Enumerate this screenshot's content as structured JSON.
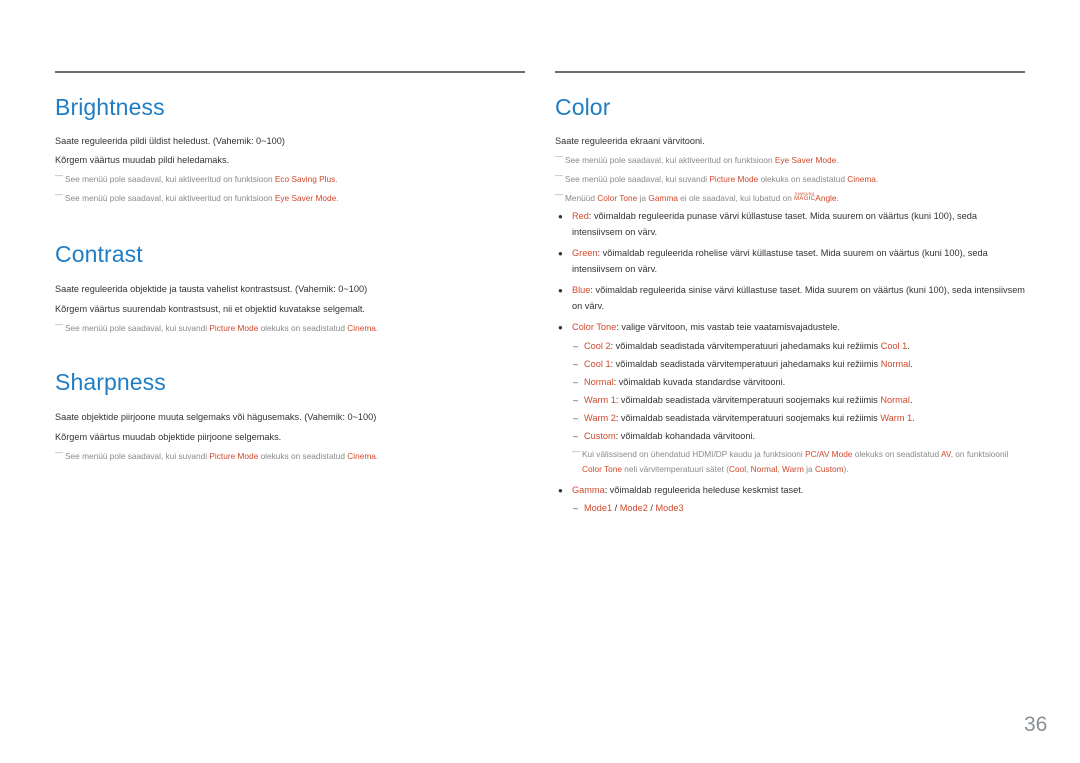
{
  "page_number": "36",
  "colors": {
    "heading": "#1f7dc4",
    "highlight": "#d1492c",
    "body": "#333333",
    "note": "#8a8a8a"
  },
  "brightness": {
    "title": "Brightness",
    "line1": "Saate reguleerida pildi üldist heledust. (Vahemik: 0~100)",
    "line2": "Kõrgem väärtus muudab pildi heledamaks.",
    "note1": {
      "prefix": "See menüü pole saadaval, kui aktiveeritud on funktsioon ",
      "hl": "Eco Saving Plus",
      "suffix": "."
    },
    "note2": {
      "prefix": "See menüü pole saadaval, kui aktiveeritud on funktsioon ",
      "hl": "Eye Saver Mode",
      "suffix": "."
    }
  },
  "contrast": {
    "title": "Contrast",
    "line1": "Saate reguleerida objektide ja tausta vahelist kontrastsust. (Vahemik: 0~100)",
    "line2": "Kõrgem väärtus suurendab kontrastsust, nii et objektid kuvatakse selgemalt.",
    "note1": {
      "prefix": "See menüü pole saadaval, kui suvandi ",
      "hl1": "Picture Mode",
      "mid": " olekuks on seadistatud ",
      "hl2": "Cinema",
      "suffix": "."
    }
  },
  "sharpness": {
    "title": "Sharpness",
    "line1": "Saate objektide piirjoone muuta selgemaks või hägusemaks. (Vahemik: 0~100)",
    "line2": "Kõrgem väärtus muudab objektide piirjoone selgemaks.",
    "note1": {
      "prefix": "See menüü pole saadaval, kui suvandi ",
      "hl1": "Picture Mode",
      "mid": " olekuks on seadistatud ",
      "hl2": "Cinema",
      "suffix": "."
    }
  },
  "color": {
    "title": "Color",
    "intro": "Saate reguleerida ekraani värvitooni.",
    "note1": {
      "prefix": "See menüü pole saadaval, kui aktiveeritud on funktsioon ",
      "hl": "Eye Saver Mode",
      "suffix": "."
    },
    "note2": {
      "prefix": "See menüü pole saadaval, kui suvandi ",
      "hl1": "Picture Mode",
      "mid": " olekuks on seadistatud ",
      "hl2": "Cinema",
      "suffix": "."
    },
    "note3": {
      "prefix": "Menüüd ",
      "hl1": "Color Tone",
      "mid1": " ja ",
      "hl2": "Gamma",
      "mid2": " ei ole saadaval, kui lubatud on ",
      "logo_top": "SAMSUNG",
      "logo_bottom": "MAGIC",
      "hl3": "Angle",
      "suffix": "."
    },
    "bullets": [
      {
        "label": "Red",
        "text": ": võimaldab reguleerida punase värvi küllastuse taset. Mida suurem on väärtus (kuni 100), seda intensiivsem on värv."
      },
      {
        "label": "Green",
        "text": ": võimaldab reguleerida rohelise värvi küllastuse taset. Mida suurem on väärtus (kuni 100), seda intensiivsem on värv."
      },
      {
        "label": "Blue",
        "text": ": võimaldab reguleerida sinise värvi küllastuse taset. Mida suurem on väärtus (kuni 100), seda intensiivsem on värv."
      },
      {
        "label": "Color Tone",
        "text": ": valige värvitoon, mis vastab teie vaatamisvajadustele."
      }
    ],
    "tones": [
      {
        "label": "Cool 2",
        "text": ": võimaldab seadistada värvitemperatuuri jahedamaks kui režiimis ",
        "ref": "Cool 1",
        "end": "."
      },
      {
        "label": "Cool 1",
        "text": ": võimaldab seadistada värvitemperatuuri jahedamaks kui režiimis ",
        "ref": "Normal",
        "end": "."
      },
      {
        "label": "Normal",
        "text": ": võimaldab kuvada standardse värvitooni.",
        "ref": "",
        "end": ""
      },
      {
        "label": "Warm 1",
        "text": ": võimaldab seadistada värvitemperatuuri soojemaks kui režiimis ",
        "ref": "Normal",
        "end": "."
      },
      {
        "label": "Warm 2",
        "text": ": võimaldab seadistada värvitemperatuuri soojemaks kui režiimis ",
        "ref": "Warm 1",
        "end": "."
      },
      {
        "label": "Custom",
        "text": ": võimaldab kohandada värvitooni.",
        "ref": "",
        "end": ""
      }
    ],
    "tone_note": {
      "p1": "Kui välissisend on ühendatud HDMI/DP kaudu ja funktsiooni ",
      "hl1": "PC/AV Mode",
      "p2": " olekuks on seadistatud ",
      "hl2": "AV",
      "p3": ", on funktsioonil ",
      "hl3": "Color Tone",
      "p4": " neli värvitemperatuuri sätet (",
      "hl4": "Cool",
      "p5": ", ",
      "hl5": "Normal",
      "p6": ", ",
      "hl6": "Warm",
      "p7": " ja ",
      "hl7": "Custom",
      "p8": ")."
    },
    "gamma": {
      "label": "Gamma",
      "text": ": võimaldab reguleerida heleduse keskmist taset."
    },
    "gamma_modes": {
      "m1": "Mode1",
      "sep": " / ",
      "m2": "Mode2",
      "m3": "Mode3"
    }
  }
}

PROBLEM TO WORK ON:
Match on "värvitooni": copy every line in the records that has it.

SOLUTION TO THIS PROBLEM:
    "intro": "Saate reguleerida ekraani värvitooni.",
        "text": ": võimaldab kuvada standardse värvitooni.",
        "text": ": võimaldab kohandada värvitooni.",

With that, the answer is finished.